Q&A with Brad Page, Owner of Colorado Cider Company

Are cider apples different from the apples we purchase at the grocery store?

So called “Cider Apples”  are distinct from apple varieties you’d find in the grocery store.  The British refer to them as “spitters” because they tend to be tannic and sometimes bitter.  The properties you look for in an eating apple; sweet and crisp typically, are not what cider makers are looking for in a traditional cider apple.  Although sugar is key to  making alcohol there are tannins and terroir flavors that come through fermentation with cider apples.  The one analogy I use is that cider apples to dessert apples are like table grapes to wine grapes.
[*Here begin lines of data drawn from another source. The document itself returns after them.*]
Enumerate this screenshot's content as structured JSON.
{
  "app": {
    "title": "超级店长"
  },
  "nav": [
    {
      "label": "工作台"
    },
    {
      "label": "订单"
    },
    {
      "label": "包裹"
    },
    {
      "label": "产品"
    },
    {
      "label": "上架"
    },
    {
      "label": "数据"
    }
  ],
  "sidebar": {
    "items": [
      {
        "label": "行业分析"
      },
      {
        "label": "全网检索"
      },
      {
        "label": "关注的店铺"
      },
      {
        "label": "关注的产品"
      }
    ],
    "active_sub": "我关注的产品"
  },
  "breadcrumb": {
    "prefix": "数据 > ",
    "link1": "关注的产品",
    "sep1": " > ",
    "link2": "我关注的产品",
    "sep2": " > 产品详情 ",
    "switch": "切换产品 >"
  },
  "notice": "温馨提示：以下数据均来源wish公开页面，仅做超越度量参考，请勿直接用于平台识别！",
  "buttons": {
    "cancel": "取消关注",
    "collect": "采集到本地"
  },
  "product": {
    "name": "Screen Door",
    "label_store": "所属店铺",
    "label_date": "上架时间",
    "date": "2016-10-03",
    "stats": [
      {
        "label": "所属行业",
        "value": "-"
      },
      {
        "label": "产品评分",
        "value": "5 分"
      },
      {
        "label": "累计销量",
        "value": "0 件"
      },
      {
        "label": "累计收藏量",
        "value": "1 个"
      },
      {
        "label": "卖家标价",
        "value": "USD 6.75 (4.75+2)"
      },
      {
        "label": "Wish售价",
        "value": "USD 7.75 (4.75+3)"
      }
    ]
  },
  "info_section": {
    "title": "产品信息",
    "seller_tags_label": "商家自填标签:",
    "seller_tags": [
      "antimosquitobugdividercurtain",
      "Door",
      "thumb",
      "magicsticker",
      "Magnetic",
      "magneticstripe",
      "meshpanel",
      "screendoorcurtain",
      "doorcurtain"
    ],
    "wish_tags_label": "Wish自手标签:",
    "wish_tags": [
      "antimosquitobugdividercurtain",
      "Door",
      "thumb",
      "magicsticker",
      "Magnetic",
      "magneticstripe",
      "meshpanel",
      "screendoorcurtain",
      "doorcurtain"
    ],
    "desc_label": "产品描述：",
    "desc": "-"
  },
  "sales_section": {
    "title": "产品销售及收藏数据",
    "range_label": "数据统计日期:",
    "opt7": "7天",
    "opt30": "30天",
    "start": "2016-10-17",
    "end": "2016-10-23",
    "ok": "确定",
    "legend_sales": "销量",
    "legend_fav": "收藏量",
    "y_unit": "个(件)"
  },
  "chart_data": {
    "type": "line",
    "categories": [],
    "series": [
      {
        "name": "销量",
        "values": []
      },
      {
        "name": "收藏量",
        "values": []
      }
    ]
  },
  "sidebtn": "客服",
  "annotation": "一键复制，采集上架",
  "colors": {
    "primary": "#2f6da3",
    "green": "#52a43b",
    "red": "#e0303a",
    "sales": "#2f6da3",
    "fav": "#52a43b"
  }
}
It’s a comparison that is apt for comparing the two types of fruit.

Can you also eat cider apples?

You can eat them but they might not be too enjoyable.  There are many “crossover” apple varieties that are good eating and have some of the characteristics of cider apples such as Golden Russets and Ashmead’s Kernel.  The typical “cider apples” are known as “Bittersweets” and “Bittersharps” which illustrate the properties of each.

What are the most common apples used to produce Colorado Cider Co. ciders?

Our mainline ciders use a mixture of common dessert apples that you’d find in the grocery store.  We buy a blend that has the right acid level for fermentation.  Our orchard series uses a combination of about 20 varieties and the largest portions are Golden Russet Porter’s Perfection and Kingston Black.

We are trying to determine what varieties of non-dessert apples will grow on the Western Slope.  Currently we have planted the following:

Bittersweets:

  • Major
  • Blanc Mollet
  • Gros Frequin
  • Harry Masters Jersey

Bittersharps:

  • Brown’s Apple
  • Foxwhelp
  • Wickson Crab
  • Kingston Black
  • Porter’s Perfection
  • Gilpin

Heirlooms:

  • Northern Spy
  • Newtown Pippin
  • Golden Russet
  • Esopus Spitzenburg
  • Winesap
  • Arkansas Black
  • Smokehouse
  • Winter Banana